#### Material to process

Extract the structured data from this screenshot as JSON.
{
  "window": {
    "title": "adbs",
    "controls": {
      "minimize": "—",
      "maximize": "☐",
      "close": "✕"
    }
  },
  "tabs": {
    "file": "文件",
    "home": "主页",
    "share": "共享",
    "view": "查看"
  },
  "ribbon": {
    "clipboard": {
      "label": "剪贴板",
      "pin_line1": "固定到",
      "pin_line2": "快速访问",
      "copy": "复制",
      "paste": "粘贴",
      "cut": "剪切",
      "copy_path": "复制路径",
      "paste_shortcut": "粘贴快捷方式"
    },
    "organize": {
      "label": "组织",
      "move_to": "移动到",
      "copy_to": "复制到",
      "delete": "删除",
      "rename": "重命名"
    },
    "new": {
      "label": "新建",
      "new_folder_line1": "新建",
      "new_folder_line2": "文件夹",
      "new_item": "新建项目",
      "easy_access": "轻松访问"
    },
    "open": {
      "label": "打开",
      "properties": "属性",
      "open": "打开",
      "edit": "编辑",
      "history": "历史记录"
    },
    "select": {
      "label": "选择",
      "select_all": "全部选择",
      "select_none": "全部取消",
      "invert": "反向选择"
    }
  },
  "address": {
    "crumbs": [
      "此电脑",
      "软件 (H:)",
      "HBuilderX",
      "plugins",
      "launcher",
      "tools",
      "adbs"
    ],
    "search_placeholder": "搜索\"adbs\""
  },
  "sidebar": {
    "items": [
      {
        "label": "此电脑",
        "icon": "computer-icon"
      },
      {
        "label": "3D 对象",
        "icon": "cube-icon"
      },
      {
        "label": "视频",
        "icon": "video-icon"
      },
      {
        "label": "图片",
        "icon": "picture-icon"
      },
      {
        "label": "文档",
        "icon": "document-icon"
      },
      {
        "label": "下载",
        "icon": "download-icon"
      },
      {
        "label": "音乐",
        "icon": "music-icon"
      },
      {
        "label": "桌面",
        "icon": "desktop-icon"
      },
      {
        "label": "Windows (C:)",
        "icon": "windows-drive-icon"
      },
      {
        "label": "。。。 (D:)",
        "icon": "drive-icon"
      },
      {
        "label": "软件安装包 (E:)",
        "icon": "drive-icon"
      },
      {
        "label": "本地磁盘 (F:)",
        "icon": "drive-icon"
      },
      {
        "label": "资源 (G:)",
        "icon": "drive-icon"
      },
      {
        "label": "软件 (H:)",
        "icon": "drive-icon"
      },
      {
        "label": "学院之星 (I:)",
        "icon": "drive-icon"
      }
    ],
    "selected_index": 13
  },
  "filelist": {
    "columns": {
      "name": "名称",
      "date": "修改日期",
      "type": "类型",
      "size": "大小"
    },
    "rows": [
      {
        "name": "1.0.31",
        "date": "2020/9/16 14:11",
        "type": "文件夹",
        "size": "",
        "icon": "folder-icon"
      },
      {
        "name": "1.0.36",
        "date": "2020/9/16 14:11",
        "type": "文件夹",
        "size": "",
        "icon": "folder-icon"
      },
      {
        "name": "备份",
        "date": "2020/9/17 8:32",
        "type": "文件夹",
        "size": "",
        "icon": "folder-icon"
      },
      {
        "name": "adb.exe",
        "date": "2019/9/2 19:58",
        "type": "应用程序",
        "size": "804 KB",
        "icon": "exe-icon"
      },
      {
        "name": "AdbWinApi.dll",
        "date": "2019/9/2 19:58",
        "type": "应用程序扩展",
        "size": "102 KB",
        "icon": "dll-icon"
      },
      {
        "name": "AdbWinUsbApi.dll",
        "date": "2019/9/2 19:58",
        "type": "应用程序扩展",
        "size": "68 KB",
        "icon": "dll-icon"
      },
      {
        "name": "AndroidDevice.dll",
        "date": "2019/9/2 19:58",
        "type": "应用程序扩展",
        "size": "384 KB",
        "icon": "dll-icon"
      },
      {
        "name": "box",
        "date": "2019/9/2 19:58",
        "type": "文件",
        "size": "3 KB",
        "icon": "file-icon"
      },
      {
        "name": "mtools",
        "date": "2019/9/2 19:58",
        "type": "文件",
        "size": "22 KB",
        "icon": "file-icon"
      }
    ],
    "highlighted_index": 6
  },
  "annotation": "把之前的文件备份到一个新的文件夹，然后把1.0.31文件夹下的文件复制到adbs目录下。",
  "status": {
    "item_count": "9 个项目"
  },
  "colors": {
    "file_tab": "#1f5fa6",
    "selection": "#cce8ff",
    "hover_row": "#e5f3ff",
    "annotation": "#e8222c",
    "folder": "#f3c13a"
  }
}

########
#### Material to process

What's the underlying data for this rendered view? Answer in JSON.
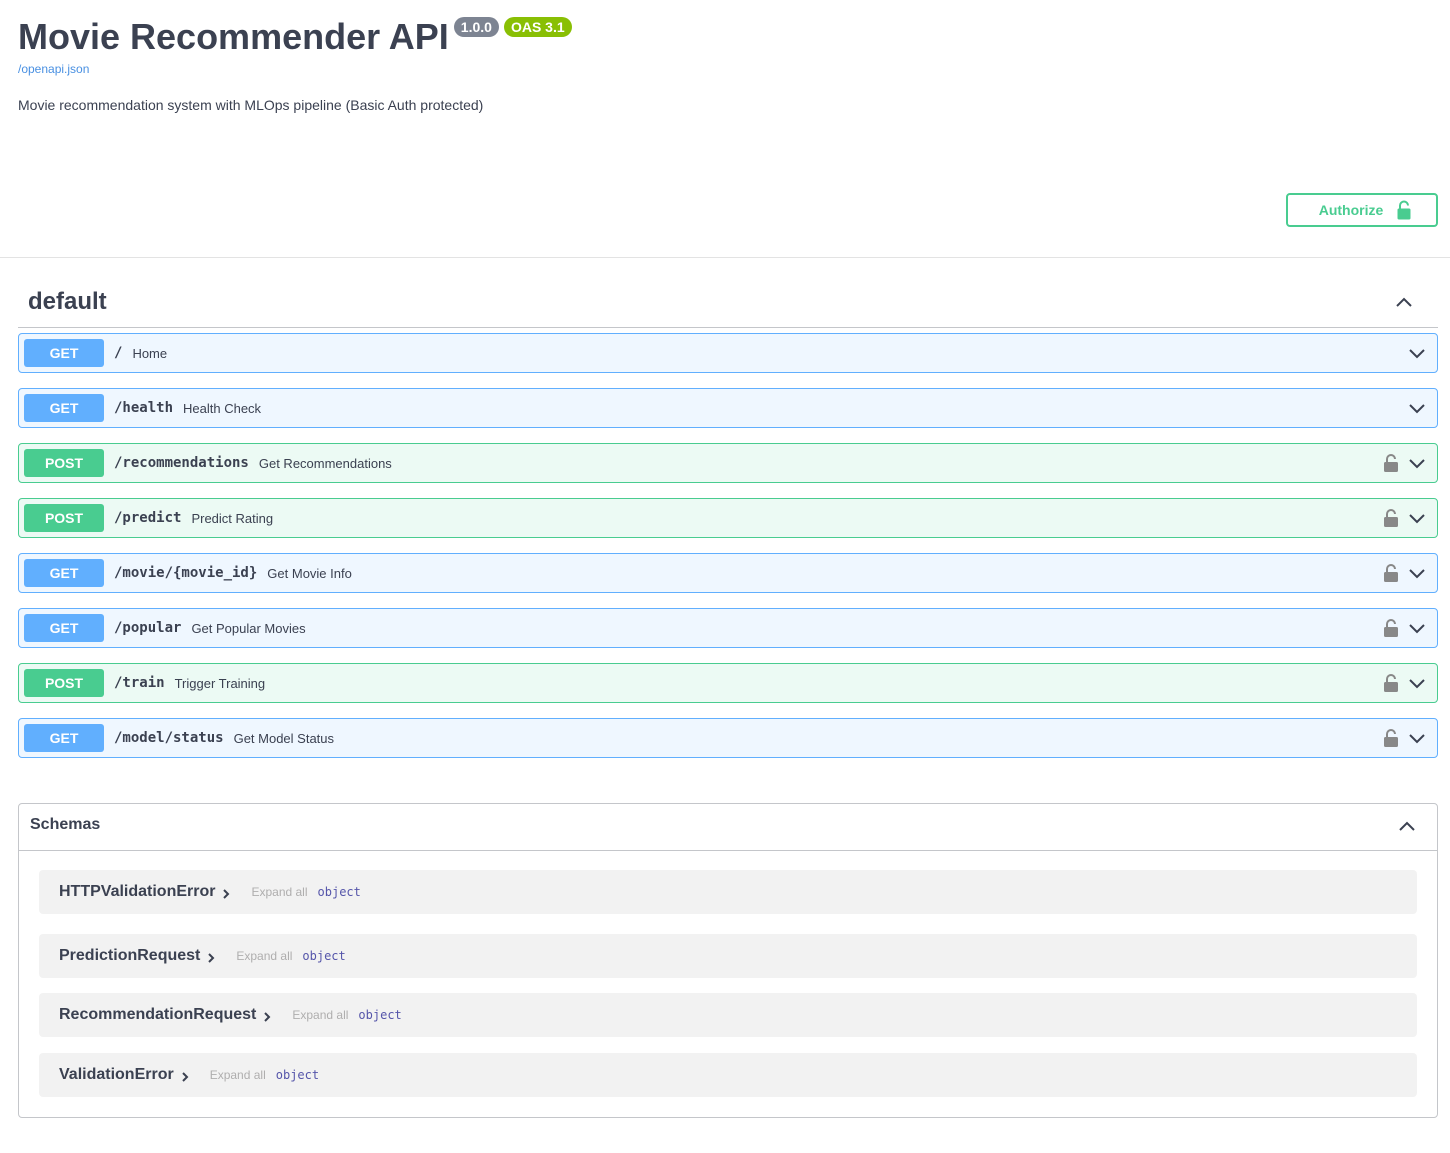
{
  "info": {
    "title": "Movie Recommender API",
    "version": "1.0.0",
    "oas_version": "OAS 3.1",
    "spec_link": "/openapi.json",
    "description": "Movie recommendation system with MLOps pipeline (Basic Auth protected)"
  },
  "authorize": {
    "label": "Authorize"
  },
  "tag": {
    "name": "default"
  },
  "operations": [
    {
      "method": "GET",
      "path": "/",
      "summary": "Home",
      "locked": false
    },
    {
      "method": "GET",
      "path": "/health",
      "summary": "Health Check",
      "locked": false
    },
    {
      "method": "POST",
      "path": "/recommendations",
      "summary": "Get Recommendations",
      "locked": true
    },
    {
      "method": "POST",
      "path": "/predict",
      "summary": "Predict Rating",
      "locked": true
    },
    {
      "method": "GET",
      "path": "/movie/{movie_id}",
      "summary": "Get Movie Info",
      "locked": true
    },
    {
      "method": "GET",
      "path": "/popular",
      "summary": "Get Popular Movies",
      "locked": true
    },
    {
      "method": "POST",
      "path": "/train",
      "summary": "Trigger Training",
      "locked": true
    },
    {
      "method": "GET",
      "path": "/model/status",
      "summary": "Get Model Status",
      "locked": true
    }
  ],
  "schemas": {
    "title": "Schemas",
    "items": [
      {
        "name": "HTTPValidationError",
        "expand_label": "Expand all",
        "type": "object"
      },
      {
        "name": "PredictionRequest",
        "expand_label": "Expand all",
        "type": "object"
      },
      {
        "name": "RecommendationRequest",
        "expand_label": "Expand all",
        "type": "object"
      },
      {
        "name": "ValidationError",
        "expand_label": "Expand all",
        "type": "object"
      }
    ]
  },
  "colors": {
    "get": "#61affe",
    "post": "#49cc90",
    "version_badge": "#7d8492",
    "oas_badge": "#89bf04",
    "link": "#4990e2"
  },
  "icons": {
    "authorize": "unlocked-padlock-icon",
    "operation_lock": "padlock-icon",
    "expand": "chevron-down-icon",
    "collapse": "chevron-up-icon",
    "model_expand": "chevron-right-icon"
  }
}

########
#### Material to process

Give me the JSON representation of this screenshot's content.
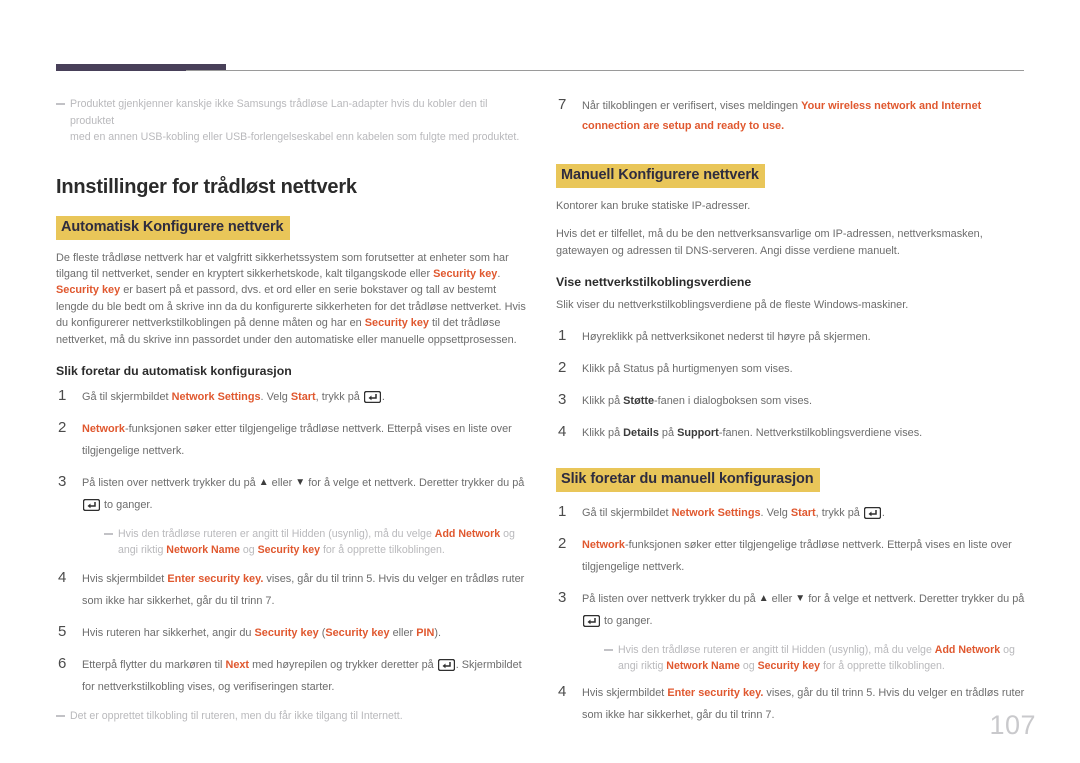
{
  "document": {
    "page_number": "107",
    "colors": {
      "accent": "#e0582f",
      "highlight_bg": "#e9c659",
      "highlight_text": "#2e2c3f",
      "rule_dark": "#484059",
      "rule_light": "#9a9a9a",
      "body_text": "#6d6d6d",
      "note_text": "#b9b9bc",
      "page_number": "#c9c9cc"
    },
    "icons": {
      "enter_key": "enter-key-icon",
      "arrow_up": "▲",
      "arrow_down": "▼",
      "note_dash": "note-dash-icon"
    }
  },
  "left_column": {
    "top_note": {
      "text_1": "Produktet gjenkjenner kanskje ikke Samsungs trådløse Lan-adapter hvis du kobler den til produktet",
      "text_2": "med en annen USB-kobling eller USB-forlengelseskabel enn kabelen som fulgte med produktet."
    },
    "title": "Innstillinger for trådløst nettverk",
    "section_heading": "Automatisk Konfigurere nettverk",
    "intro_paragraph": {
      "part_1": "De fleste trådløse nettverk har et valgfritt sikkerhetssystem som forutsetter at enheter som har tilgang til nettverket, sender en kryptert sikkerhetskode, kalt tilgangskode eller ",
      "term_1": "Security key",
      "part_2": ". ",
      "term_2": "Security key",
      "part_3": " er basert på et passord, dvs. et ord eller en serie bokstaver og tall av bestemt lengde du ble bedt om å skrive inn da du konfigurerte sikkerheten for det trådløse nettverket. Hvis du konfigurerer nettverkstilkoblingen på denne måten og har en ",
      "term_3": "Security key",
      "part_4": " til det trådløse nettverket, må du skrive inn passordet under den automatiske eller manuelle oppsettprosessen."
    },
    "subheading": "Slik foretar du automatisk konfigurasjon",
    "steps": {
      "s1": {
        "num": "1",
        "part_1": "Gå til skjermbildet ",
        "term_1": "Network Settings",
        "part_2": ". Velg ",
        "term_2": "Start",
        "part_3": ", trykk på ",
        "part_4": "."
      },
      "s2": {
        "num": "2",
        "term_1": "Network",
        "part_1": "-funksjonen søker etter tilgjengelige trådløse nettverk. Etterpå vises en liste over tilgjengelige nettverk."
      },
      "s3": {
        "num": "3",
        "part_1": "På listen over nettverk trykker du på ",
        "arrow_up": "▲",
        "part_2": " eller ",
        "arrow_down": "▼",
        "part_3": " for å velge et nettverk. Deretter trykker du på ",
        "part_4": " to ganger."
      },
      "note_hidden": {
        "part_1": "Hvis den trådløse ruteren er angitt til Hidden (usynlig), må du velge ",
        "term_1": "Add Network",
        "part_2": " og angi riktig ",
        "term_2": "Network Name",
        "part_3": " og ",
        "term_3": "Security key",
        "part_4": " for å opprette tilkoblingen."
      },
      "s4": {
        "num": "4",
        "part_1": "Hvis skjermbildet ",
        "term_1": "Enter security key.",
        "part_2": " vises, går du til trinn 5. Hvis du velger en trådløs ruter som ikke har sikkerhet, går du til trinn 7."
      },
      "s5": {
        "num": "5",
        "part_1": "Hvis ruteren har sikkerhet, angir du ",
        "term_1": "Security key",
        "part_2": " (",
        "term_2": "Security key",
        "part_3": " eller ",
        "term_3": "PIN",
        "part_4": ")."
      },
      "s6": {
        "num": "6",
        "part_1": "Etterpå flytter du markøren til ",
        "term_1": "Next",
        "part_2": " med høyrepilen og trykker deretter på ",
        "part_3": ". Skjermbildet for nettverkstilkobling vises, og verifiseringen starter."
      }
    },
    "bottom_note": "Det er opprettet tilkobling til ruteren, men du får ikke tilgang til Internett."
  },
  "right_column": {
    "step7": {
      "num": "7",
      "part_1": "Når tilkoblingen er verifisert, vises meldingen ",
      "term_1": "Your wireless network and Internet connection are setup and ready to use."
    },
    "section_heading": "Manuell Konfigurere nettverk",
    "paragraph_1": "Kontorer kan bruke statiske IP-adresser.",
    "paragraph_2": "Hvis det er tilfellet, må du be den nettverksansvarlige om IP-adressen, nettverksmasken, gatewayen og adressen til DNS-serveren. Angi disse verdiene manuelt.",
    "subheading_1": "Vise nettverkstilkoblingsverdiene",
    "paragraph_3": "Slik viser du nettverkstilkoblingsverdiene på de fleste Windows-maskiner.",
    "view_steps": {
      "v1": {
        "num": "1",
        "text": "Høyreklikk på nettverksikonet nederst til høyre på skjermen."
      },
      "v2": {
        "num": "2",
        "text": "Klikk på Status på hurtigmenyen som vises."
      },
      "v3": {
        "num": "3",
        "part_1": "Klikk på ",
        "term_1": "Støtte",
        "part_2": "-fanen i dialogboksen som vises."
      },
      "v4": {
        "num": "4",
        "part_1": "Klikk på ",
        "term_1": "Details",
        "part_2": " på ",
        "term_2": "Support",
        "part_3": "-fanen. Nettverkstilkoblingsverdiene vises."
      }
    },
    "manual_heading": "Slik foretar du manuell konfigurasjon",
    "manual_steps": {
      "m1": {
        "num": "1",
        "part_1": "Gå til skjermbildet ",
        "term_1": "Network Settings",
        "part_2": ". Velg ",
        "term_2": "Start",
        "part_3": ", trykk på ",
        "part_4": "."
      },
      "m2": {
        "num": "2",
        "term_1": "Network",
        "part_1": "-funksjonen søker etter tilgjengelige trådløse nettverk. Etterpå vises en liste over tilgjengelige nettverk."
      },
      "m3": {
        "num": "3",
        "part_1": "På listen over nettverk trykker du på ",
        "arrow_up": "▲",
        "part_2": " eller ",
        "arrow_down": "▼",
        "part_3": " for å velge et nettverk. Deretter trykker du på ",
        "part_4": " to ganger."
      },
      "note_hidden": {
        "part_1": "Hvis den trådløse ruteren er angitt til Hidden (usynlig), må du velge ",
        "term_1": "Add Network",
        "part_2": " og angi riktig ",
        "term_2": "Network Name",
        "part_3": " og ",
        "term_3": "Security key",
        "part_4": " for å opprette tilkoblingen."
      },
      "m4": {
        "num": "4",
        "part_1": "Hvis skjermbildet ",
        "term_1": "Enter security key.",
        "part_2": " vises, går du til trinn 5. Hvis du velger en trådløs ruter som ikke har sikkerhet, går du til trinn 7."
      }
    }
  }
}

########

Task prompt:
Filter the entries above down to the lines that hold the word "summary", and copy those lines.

Solution to the exercise:
      "summary": "Home",
      "summary": "Health Check",
      "summary": "Get Recommendations",
      "summary": "Predict Rating",
      "summary": "Get Movie Info",
      "summary": "Get Popular Movies",
      "summary": "Trigger Training",
      "summary": "Get Model Status",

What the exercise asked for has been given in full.